White-Lipped Peccary Facts
The pre-dawn trek through the Peruvian jungle was nothing short of a primeval experience. Millions of insects filled the dark, humid air with chirps and clicking sounds. Every once in a while one would show up in the light of a headlamp; strange-looking katydids with incredibly long antennae or a highly camouflaged walking stick insect. A few frogs called from the trees but nothing else was heard nor seen as guests and guide made their way back into the Amazon rainforest.
When they finally arrived at their destination, the first light of day was barely creeping into the forest. Woodcreepers and motmots began to call as another day started in the Peruvian Amazon but they didnít hike back into the jungle to see birds. A few grunts signaled the arrival of their elusive quarry and shortly thereafter, dim shapes could be seen through the leafy understory. Both guests and guide kept their silence as the herd of White-lipped Peccaries came into view. These large, shy, forest pigs were visiting a salt lick deep in the jungle and were the main reason why they had hiked back through the darkness. As videos were made and pictures taken, the peccaries clacked their tusks and suddenly ran off to forage in the rainforest.
White-lipped Peccaries (Tayassu pecari) are one of two species of wild pigs that occur in Tambopata, the other being the Collared Peccary. White-lipped Peccaries are the larger of the two and travel in bigger herds. Despite their intimidating appearance, they tend to be shy around people and are only common in remote, jungle areas. Fortunately, they are seen at all of the Rainforest Expeditions lodges in Tambopata, especially so at the Tambopata Research Center.
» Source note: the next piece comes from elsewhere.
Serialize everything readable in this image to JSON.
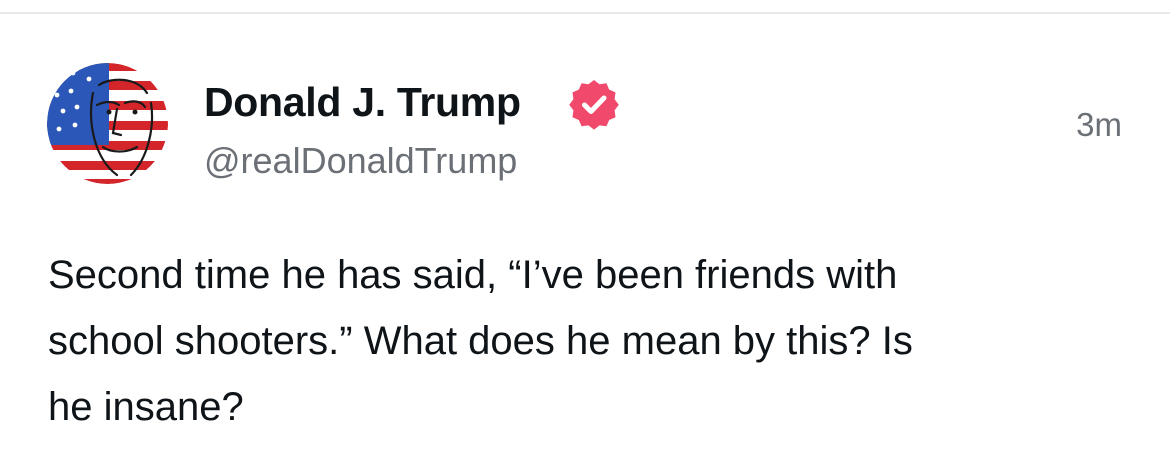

A few interesting facts about the White-lipped Peccary:
As Seen In